By Leah Churner
Dir. John Sayles, U.S., Emerging Pictures
In John Sayles's vision of small-town Alabama circa 1950, a young wanderer has to stop and ask, "Hey man, what side of the tracks am I on?" He isn't behaving preposterously; amidst the distressed wood and self-conscious metal junk blanketing the sets of Honeydripper, the boy really can't tell. Sayles's films are generally celebrated for their leavened characterizations and authentic grit; Honeydripper, produced with a much larger bankroll than his previous work, lends credence to the notion that independents need to hover around the poverty line to produce anything substantial. As a screenwriter, Sayles is famously heavy-handed in his exposes of “social issues,” but he gets away with it by crafting good dialogue. Talking is what it's all about; Brother from Another Planet, Lone Star, Casa de Los Babys, and Silver City are, in a sense, essay films. Sayles obviously envisions his audiences embarking on heated rap sessions after filing out of the art house, but the stiff rusticisms here are unlikely to inspire anything but snorts: "If dat ain't true den grits ain't groceries!" It's bad history on a bloated budget.
In the quaint town of Harmony, a retired honky-tonk piano-man answering to Pine Top (Danny Glover) is the current proprietor of the Honeydripper Lounge. The place is a money pit haunted by creditors of all shapes, and the patrons have moved caddy-corner to a new juke joint. Pine Top fires his regular blues singer and plugs in a jukebox, but only succeeds in blowing a fuse. He then advertises a big-name electric guitar act from New Orleans, but guitar Sam is a no-show. Meanwhile, a stranger with his own "axe" (a piece of slang the characters throw around quite a bit) wanders into town, but is captured by the sheriff on a loitering charge and cast into indentured servitude. Can Pine Top connect the dots and free the boy before booze o'clock on Saturday night? With the help of a sidewalk oracle—the "wise, old, black blues man" so recognizable from lived experience: blind, full of twang, riddles, and riffs—dreams inevitably come true.
Clocking at roughly two hours, Honeydripper drags us through high cotton, Christian burials, and tent revivals, stopping along the way to allow each citizen of Harmony to relate a back story. Recent America's Next Top Model runner-up Yaya DaCosta's character, China Doll, had pneumatic rheumatism when she was a wee one, and this explains why she weighs eighty pounds and walks at a ninety-degree angle. Still, a few performances deserve honorable mention: Lisa Gay Hamilton, as Pine Top's spiritually beleaguered wife Delilah, approaches this less-than perfect project with the full heft of her constitution, and Sean Patrick Thomas, a khaki-clad fugitive from Memphis, is an admirable smart-ass amid all the kitsch.

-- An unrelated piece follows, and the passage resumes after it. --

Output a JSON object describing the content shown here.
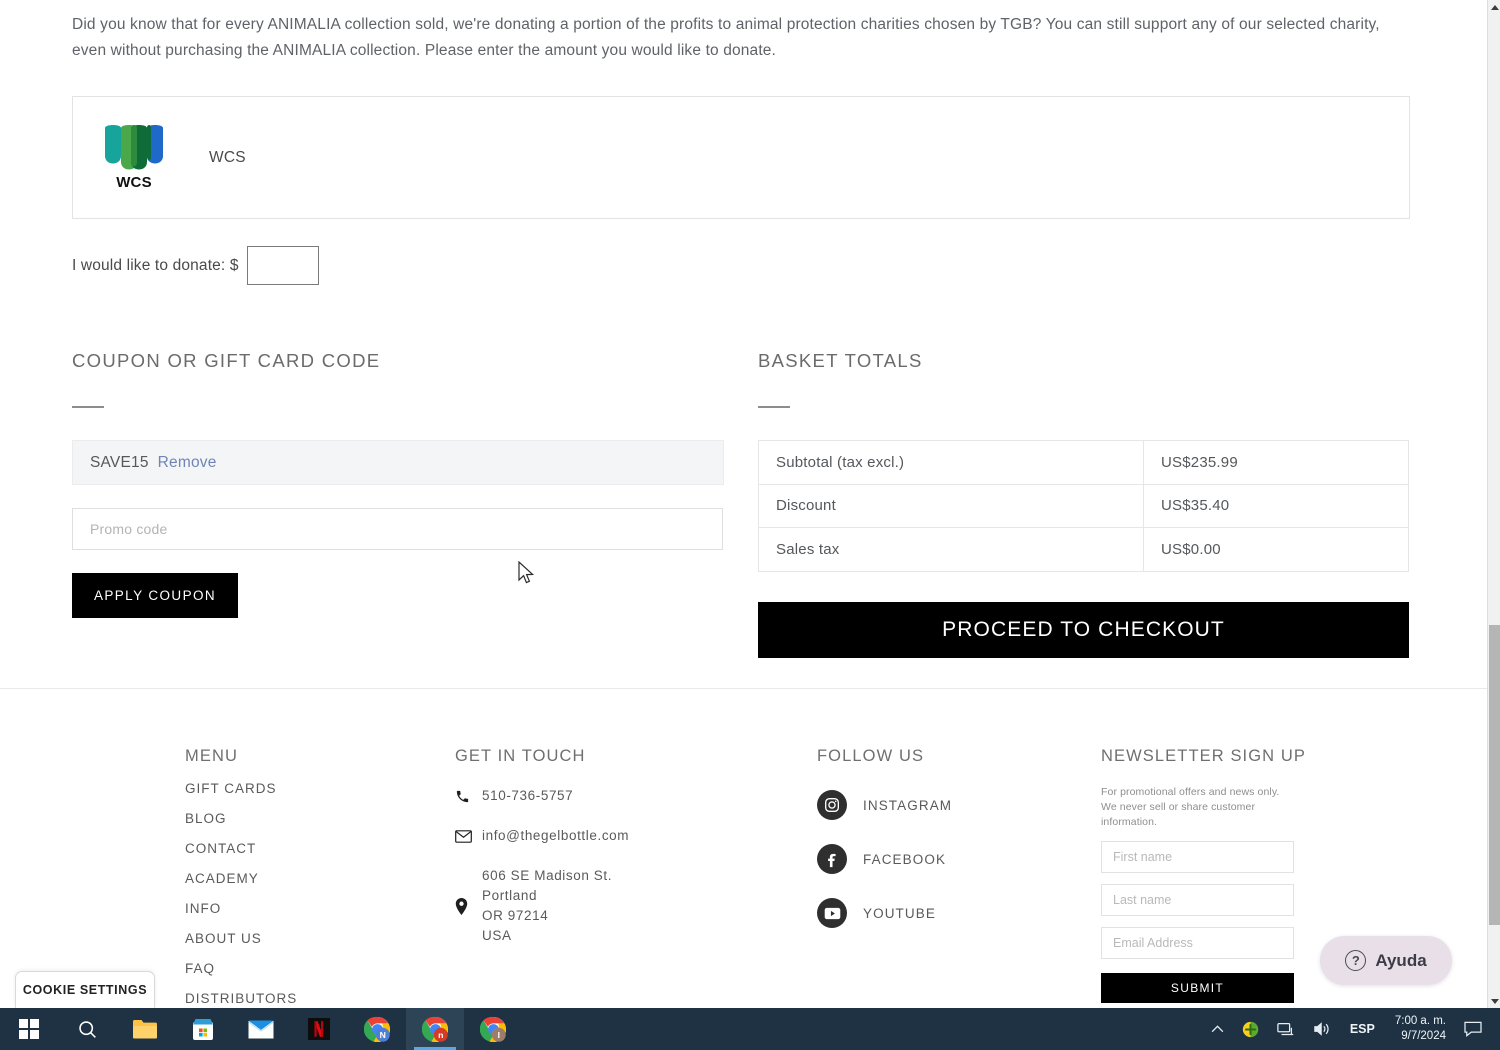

Honeydripper recycles plot points from the successful Lone Star, establishing "the only black bar in town" as a place of community controversy, providing a safety valve for day laborers and army recruits, but also functioning as an arena for violent conflict. Stacy Keach replaces Kris Kristofferson here as a sick, shit-kicking extortionist with a sheriff's badge who makes life hell for everybody. If a little hammy at times, Lone Star excels in historicizing border politics, tracing contemporary Mexican-American class structure from the estuaries of racial conflict in Texas' early statehood. Honeydripper has an interesting premise too. Sayles evidently tried to make a film about the history of instrumentation and amplification in American music. At its best moments, it lingers on cultural milestones: Pine Top wonders aloud about the first house slave who dared to touch a piano; the jukebox (literally) kills the local entertainer; a small Southern town sees its first electric guitar. More often than not, though, Honeydripper abandons the subject of music in favor of cracker-barrel proselytizing. Two lessons learned: everybody has a talent, and violence is not the answer.
It's certainly interesting to see how music-hero biopics like Walk the Line and Ray ooze with standalone cred, while generic period pieces have to dance a little fancier to compensate for not having a real dead name to bank on. Both Dreamgirls and Honeydripper become brand names in creative ways, casting reality television stars and professional musicians as actors. Honeydripper's marketing department is currently ushering its soundtrack musicians, dubbed the Honeydripper All Stars, from tent to tent on the festival circuit—check the listings of your local bluesapalooza. The music, pointedly retro with plenty of contemporary pop ladled over it, is engineered to have wide appeal, and now that the stagehands are back in showbiz, somebody should rescue these people from the Long Beach Blues Fest and adapt Honeydripper to the Broadway stage. Make it a musical, then readapt it for the screen. Here's hoping Queen Latifah and Beyoncé are in the remake.